I arrived home tonight to a dark, cold flat. The third power cut so far this year.
Realising that grumbling about it was unlikely to restore the power any more quickly, I tripped over, then fed, the cats, then groped about for camera and tripod and headed back to the park for a spot of night-time photography.
And this is the interesting thing that I’d noticed on our earlier, post-cuppa-at-Mum’s, excursion to the park: the snow makes visibility almost as good as in daylight.
I love everything about the snow. I love the crunch underfoot. The way it squidges in the hands. The way it sparkles in the dark. The way it makes even the humble post box aesthetically pleasing. And, most of all, the happy effect it has on humans.
Delighted with the final arrival of snow to our seaside town, Lexi and I ventured out yesterday for a bit of a trek. We encountered neighbours challenging one another to sled races down streets rendered safe by being impassable to traffic. There was copious snowman building, and I’m certain there were far more nods, smiles and Hellos! than one normally encounters on a stroll along the front. One chap, snapping the white sands on one of those fancy-dandy laptop thingamies, walked over specifically to chat to me – and he didn’t even have a dog! (Usually any chatting happens over the bottom-sniffing antics of our mutts.) The gentlemen (of the Silver Surfer generation) was keen to share his delight of the transformation of our beach. He told me he planned to share the pictures (‘you can do it with just a click!’) with friends who had recently been boasting about their own snowy shores.

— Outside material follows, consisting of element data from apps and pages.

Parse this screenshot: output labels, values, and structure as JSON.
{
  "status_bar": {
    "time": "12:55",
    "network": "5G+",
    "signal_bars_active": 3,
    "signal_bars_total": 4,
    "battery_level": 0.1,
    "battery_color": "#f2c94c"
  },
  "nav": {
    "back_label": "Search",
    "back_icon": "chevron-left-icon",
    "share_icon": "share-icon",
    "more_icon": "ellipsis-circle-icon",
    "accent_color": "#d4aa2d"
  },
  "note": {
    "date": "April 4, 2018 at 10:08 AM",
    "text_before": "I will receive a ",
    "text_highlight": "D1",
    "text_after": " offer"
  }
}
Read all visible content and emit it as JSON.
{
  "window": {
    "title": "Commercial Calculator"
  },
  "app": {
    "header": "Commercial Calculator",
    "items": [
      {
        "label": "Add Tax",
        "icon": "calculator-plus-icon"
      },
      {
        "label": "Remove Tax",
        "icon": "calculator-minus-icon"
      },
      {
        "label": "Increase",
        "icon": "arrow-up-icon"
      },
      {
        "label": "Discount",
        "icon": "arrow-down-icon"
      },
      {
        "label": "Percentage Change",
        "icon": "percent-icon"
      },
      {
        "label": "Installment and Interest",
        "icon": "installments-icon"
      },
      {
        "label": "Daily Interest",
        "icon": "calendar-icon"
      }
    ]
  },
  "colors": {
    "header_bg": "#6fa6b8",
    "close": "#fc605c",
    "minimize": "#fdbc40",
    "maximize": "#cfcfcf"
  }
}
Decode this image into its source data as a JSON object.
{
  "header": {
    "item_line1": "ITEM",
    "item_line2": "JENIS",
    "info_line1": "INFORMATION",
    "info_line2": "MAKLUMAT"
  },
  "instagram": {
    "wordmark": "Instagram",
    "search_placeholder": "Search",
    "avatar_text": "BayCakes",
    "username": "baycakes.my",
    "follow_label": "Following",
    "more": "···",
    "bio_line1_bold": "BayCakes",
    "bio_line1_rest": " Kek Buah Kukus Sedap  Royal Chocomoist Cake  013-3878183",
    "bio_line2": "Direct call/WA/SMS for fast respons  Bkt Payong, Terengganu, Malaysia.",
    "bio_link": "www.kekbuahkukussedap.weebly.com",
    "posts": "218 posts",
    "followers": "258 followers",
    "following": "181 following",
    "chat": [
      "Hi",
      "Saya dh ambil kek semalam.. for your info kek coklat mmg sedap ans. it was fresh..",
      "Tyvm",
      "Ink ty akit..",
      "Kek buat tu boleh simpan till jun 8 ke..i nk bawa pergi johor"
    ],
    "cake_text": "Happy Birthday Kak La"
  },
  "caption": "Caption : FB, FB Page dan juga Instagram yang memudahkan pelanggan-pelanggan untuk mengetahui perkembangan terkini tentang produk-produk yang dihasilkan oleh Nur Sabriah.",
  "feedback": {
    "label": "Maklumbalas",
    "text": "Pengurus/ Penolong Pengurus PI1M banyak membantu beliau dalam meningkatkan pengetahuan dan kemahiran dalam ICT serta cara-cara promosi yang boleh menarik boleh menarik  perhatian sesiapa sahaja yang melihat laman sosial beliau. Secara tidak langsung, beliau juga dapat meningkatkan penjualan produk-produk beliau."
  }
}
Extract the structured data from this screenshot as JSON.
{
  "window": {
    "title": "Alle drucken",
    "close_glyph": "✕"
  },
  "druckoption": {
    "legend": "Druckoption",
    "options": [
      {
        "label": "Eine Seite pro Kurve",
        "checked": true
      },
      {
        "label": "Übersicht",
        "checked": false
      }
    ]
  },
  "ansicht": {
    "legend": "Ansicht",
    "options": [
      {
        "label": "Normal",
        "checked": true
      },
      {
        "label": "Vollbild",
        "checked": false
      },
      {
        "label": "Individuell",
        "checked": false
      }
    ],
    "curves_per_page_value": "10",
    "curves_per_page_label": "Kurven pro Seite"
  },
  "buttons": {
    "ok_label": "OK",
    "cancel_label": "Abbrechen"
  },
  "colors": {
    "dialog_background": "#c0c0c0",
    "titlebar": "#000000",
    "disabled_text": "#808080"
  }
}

Completing my list of things I love about the snow – is that safety element. I’ve already mentioned children and families playing safely in the streets. Road safety generally is improved. Anyone bold enough to take the car out is crawling along in first gear; averaging 10 mph.
But where I really noticed it – the safety element – was over the park, in the dark. This time of year I’m always walking Lexi in the dark. It’s usually pretty black over our favourite park. She has a flashing collar so I can spot her as she chases all the wonderful smells. I never do feel unsafe. I fully subscribe to the belief that fear of crime enormously dwarfs the reality. I don’t expect to find boogymen behind every tree. However, the carpet of snow gave the park an astonishing level of visibility. Should there be any boogymen, it would be tricky for them to find places for lurking, or even for Skulking with Intent.
I keep seeing comments and news posts about the Terror of the Snow! But it’s not all that bad, is it? Certainly my experience has been nothing but Brilliant! (Although, I did, unfortunately, step in some well concealed dog-leavings, leading to an embarrassing conversation with a fellow park patron: ‘Do you work with horses? I think I smell manure…’ But that’s another story. We’ll call that one ‘Shit Happens’.)